AMERICA’S CRUDE DREAMS ON IRAN

Yesterday, the US officially reimposed crippling sanctions on Iran’s energy and shipping sectors as a part of Trump’s “maximal pressure” campaign against the regime in Tehran. The White House granted temporary waivers to eight friendly countries that import large amounts of Iranian crude oil.


Iran’s embattled President Rouhani responded by declaring that his country is in a “war situation.” To underscore the point, he ordered the military to conduct preparatory drills – (though we are at a loss to understand how you can shoot down a sanction.)

Here’s Gabe with some key questions as tensions between Washington and Tehran ratchet up:

Iran over a barrel? Crude oil accounts for about 70 percent of all Iranian exports and half of all government revenue. Over the past six months, Iranian oil exports have already dropped by more than a third, as countries slashed purchases rather than risk the ire of the Trump administration. The temporary waivers that the US granted give Tehran some breathing room for now, but there is no denying that an already-rattled Iranian economy is facing much more severe pain now.

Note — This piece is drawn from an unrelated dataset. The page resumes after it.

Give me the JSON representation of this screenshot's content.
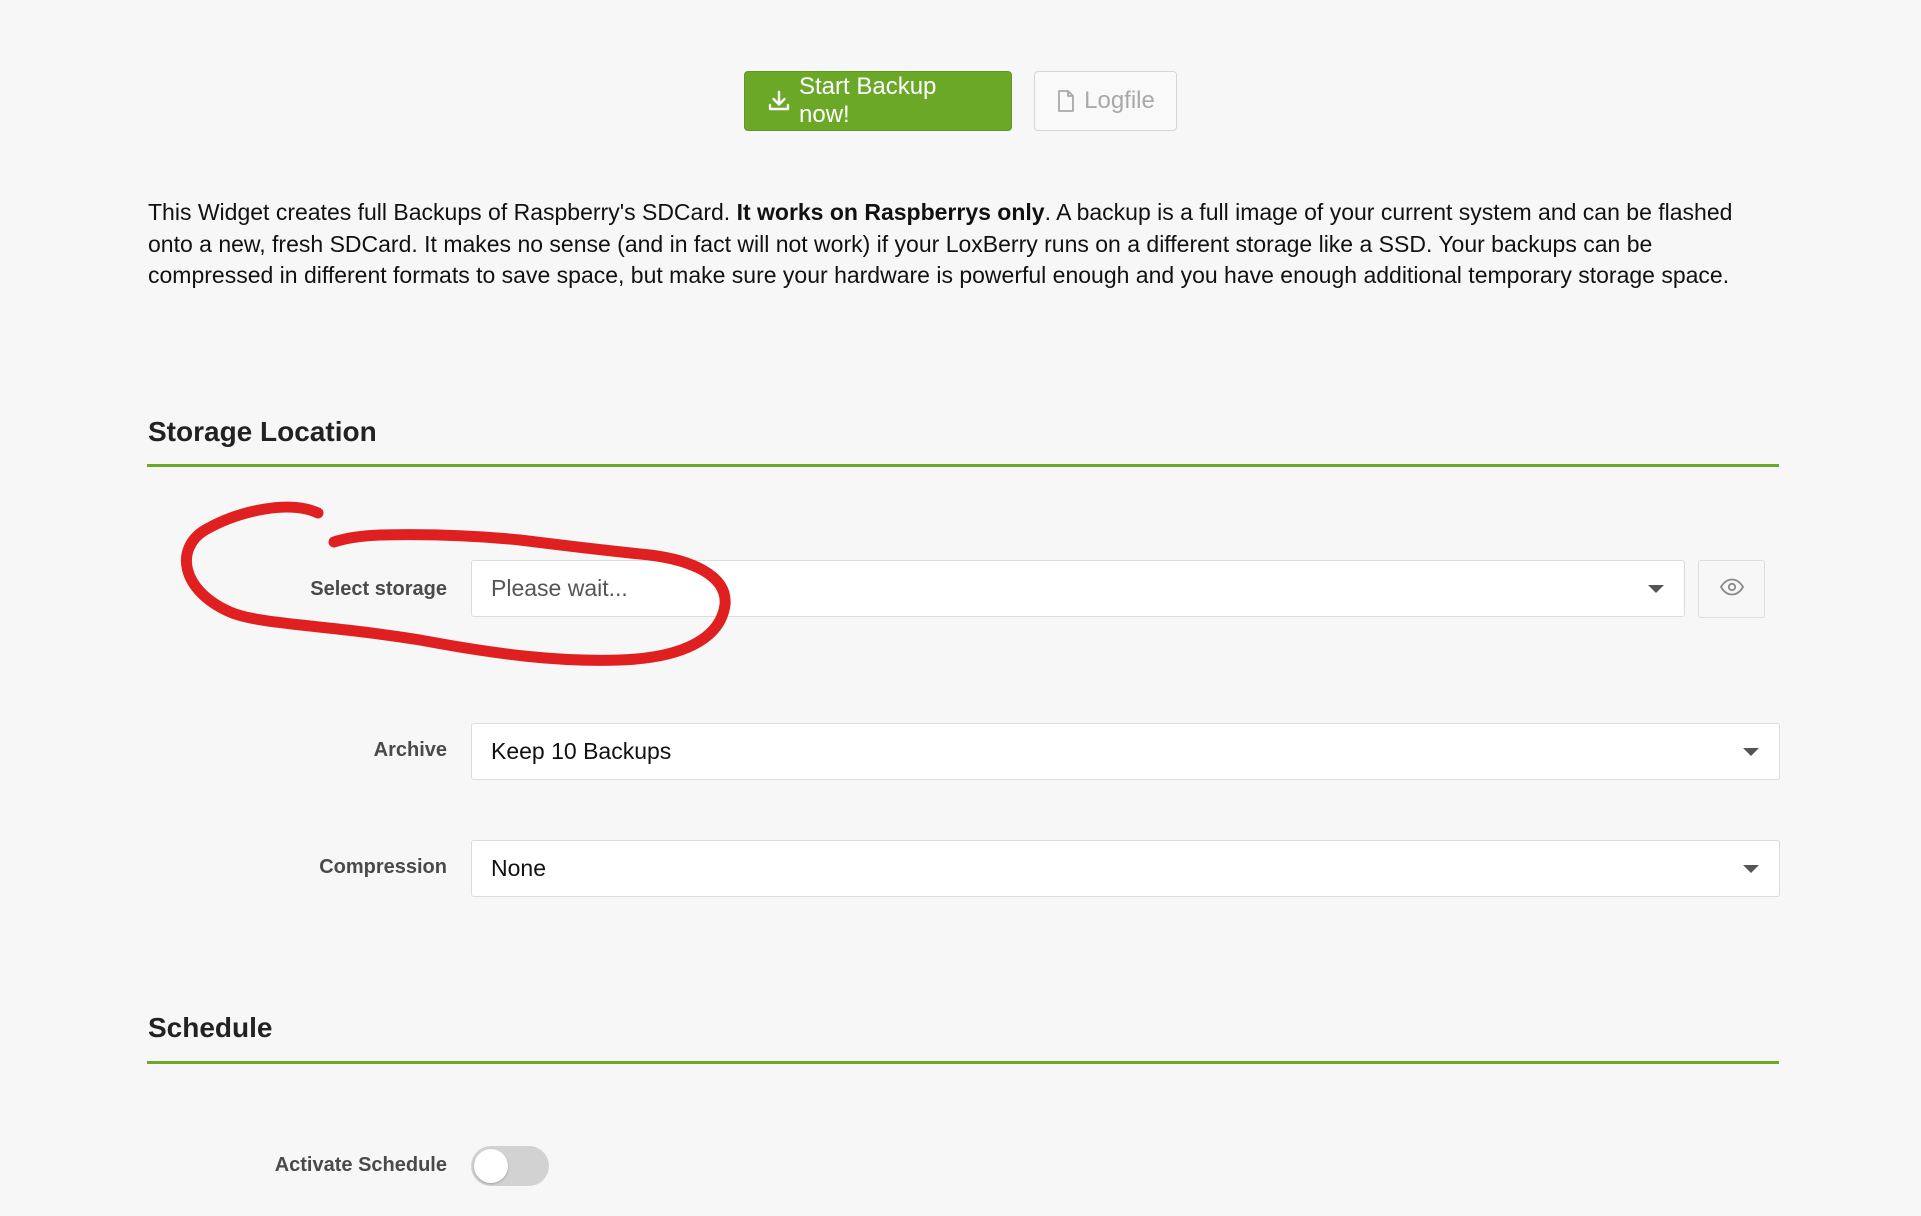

Whom does this help inside Iran? President Trump’s decision to leave the Iran nuclear deal, coupled with these crippling economic measures, have emboldened hardliners within the Islamic Republic who were always skeptical of any deal with the US, while weakening the reform-oriented elites like President Rouhani, who argued – against huge internal resistance – that the deal would bolster Iran’s economy. One important question is whether reduced revenues will hurt the sweeping economic interests of the elite Iran Revolutionary Guard Corps, or perversely give them even more power because they can control the black markets that people turn to in heavily sanctioned economies. But what is virtually certain is that for the moment, the sanctions give hardliners the upper hand politically.

What’s the US endgame? The Trump administration has a hefty list of demands for Iran: stop testing ballistic missiles, forswear any nuclear testing forever, stop (the very successful policy of) supporting Shiite militias and rebel groups across the Middle East.

As Trump and his advisers tell it, this is what they seek in any revised nuclear deal. But its hard to see a regime like Iran’s, which has thrived on defying the West for almost forty years, giving ground on these issues under threats from Trump. That’s all the more true since the sanctions are empowering precisely the hardliners who are least inclined to sit down with Uncle Sam. And it surely doesn’t help that there is a deep suspicion within Tehran that what Trump and his hawkish advisers are really after is the collapse of the Islamic Republic altogether.

 

The 10-year challenge might actually be an attempt to improve facial recognition technology.

It's Tech in 60 Seconds with Nicholas Thompson!


And go deeper on topics like cybersecurity and artificial intelligence at Microsoft Today in Technology.

"Many forms of government have been tried, and will be tried in this world of sin and woe. No one pretends that democracy is perfect or all-wise. Indeed it has been said that democracy is the worst form of Government except for all those other forms that have been tried from time to time." So said Winston Churchill in November 1947, a time when Soviet Communism was beginning to offer the world a new alternative.

Read Now Show less

My high school history teacher Dr. Cohen once told me, as we shuffled through the school cafeteria, that computers would one day make socialism viable. Given that the Soviet collapse had already happened, and that Super Nintendo still seemed vastly more magical than anything you could put on your desk, this seemed far-fetched.

Read Now Show less

WHAT WE'RE WATCHING

Syria ISIS attack A suicide bombing in Syria claimed by ISIS killed 14 people including four Americans this week. Two questions we'll be watching: Will this attack impact the pace of President Trump's ordered withdrawal of US troops from Syria, and is the bombing part of a broader ISIS strategy to launch a wave of new attacks as US troops depart?

Read Now Show less